If it's a strong shake then there will be aftershocks, so Bossu says the wise thing to do would be to cut off the electricity and gas and wait in an open area away from buildings.

He also says anyone living in those areas affected should take measures to make sure shelves and other objects are properly attached to walls and anything placed high up is securely fastened.

“Many casualties are caused by things like TVs falling off shelves. It’s stupid to be killed just because you didn’t want to make a hole in the wall. These basic things can save your life."

CLICK HERE for more on what to do in an earthquake.

SEE ALSO: French are 'unprepared' for future natural disasters

Ben McPartland (ben.mcpartland@thelocal.com)

Your comments about this article

Today's headlines
Aussie TV show accused of staging French burkini row
Photo: Channel 7 screengrab

Was an Australian TV report about France's burkini ban a set up to portray the French as "anti-Muslim"?

Five ways Paris is better than it was 15 years ago
All photos: AFP

Here's how one man says Paris has changed for the better over his last 15 years in the city.

Man in 60s wounds two in France supermarket shooting
Photo: AFP

A police SWAT team has surrounded gunman's apartment.

Paris makes 'history' by banning cars on river bank

The French capital is going green with a vengeance.

France's hospital doctors stage strike to highlight crisis
Photo: AFP

Unions have called for a "massive" walk-out among hospital doctors.

France's last 'real Camembert' cheese fights for survival
All photos: Charly Triballeau/AFP

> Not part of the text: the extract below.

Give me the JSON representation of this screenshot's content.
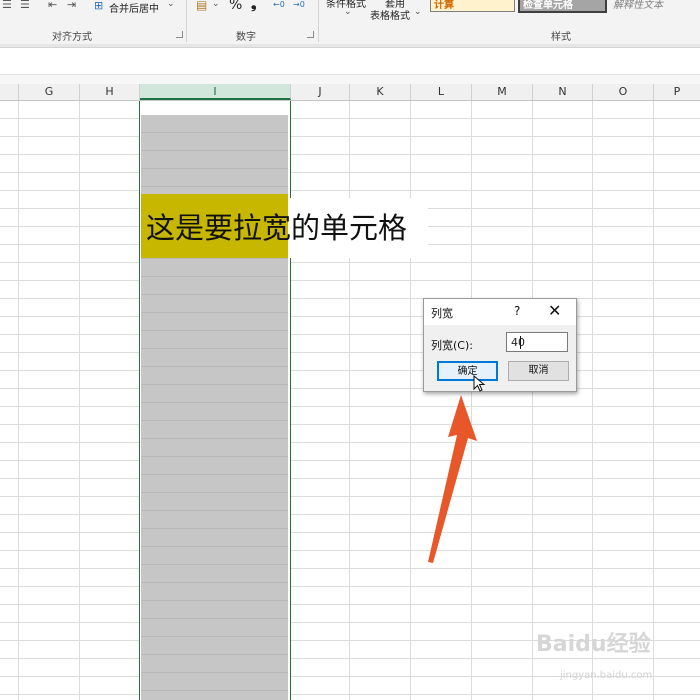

It's a cheese maker's take on David and Goliath.

PSG's Serge Aurier sentenced to jail for attack on policeman
Photo: AFP

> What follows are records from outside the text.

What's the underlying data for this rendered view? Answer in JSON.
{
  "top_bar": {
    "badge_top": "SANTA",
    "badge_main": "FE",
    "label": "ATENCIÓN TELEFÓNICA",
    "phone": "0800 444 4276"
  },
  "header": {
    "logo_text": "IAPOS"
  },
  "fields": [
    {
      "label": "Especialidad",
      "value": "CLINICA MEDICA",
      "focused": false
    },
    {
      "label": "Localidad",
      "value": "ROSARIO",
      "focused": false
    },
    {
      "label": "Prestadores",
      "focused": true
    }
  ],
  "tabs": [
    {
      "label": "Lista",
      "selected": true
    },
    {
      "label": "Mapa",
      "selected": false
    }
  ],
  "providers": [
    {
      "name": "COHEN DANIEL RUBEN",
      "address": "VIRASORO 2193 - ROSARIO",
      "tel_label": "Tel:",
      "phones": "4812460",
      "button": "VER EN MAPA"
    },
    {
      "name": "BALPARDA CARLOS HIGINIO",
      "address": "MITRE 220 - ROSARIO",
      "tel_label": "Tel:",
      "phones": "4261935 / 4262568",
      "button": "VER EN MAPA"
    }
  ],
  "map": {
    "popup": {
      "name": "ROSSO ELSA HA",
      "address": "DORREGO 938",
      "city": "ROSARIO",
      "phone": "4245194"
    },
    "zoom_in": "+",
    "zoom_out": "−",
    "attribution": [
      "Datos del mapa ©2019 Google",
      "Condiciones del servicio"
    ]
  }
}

PSG player had attacked a police officer outside a night club on the Champs Elysées.

Paris city chiefs ready to let nudists hang out in park
Photo: AFP

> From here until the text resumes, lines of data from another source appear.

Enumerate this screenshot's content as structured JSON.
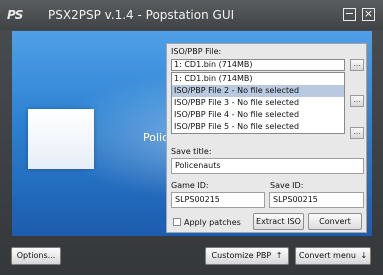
{
  "window": {
    "logo_text": "PS",
    "title": "PSX2PSP v.1.4 - Popstation GUI",
    "minimize_symbol": "−",
    "close_symbol": "×"
  },
  "stage": {
    "game_title_overlay": "Policenauts"
  },
  "iso_panel": {
    "label": "ISO/PBP File:",
    "selected_value": "1: CD1.bin (714MB)",
    "browse_label": "...",
    "files": [
      "1: CD1.bin (714MB)",
      "ISO/PBP File 2 - No file selected",
      "ISO/PBP File 3 - No file selected",
      "ISO/PBP File 4 - No file selected",
      "ISO/PBP File 5 - No file selected"
    ]
  },
  "save_title": {
    "label": "Save title:",
    "value": "Policenauts"
  },
  "game_id": {
    "label": "Game ID:",
    "value": "SLPS00215"
  },
  "save_id": {
    "label": "Save ID:",
    "value": "SLPS00215"
  },
  "options": {
    "apply_patches_label": "Apply patches",
    "apply_patches_checked": false,
    "extract_iso_label": "Extract ISO",
    "convert_label": "Convert"
  },
  "bottom_bar": {
    "options_label": "Options...",
    "customize_label": "Customize PBP",
    "customize_arrow": "↑",
    "convert_menu_label": "Convert menu",
    "convert_menu_arrow": "↓"
  },
  "colors": {
    "stage_top": "#4fa0e6",
    "stage_bottom": "#1c5cae",
    "selection": "#b9c9e0"
  }
}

A nudist park in Paris? "We're going to do it," says City Hall.

Hollande calls on UK to help solve Calais migrant crisis
Photo: AFP

The French president knows that immigration is a key issue of the presidential election battle.

Air France plane dumps fuel 'over Fontainebleau forest'
Photo: AFP

The mayor of the famous town near Paris is furious.

Sponsored Article
Why Jordan is the ‘Different’ East
Features
Room for improvement: Paris's matchbox apartments
'Stop telling immigrants to be French and help it happen'
Society
Take the test: How far have you assimilated into French culture?
Lifestyle
Eleven things you should know before moving to Paris
National
France's Marion Cotillard rebuffs rumours of fling with Brad Pitt
National
Eight arrested over links to Nice truck attacker
Features
Why everyone should party in a French chateau at least once
Travel
The Frenchman who hated 'Nazi-Zealand' after four-day hitch-hike fail
Culture
What's on: Ten exciting events across France in September
The 45-million year old underground shells that flavour Champagne
Features
French job speak: All the terms you need to know
'Resilient' Paris now a more appealing city than New York
National
France says it's OK to warn drivers about speed cameras
Meet Honorine, 113, the oldest person in France
Education
Grenoble named France's best city to be a student
Society
New Metro map reveals cheapest pints of beer in Paris
Business & Money
How reliant is the French economy on Paris?
Society
Here's why Parisians want to move to Bordeaux
And the 'best place to spend a weekend in Europe' is… Lyon
Analysis & Opinion
'Muslims in France must be considered ordinary citizens'
Armed guards to ride French trains from October
National
France among Europe's priciest for train travel
National
Paris set to make river bank car-free for six-month trial
2,732
jobs available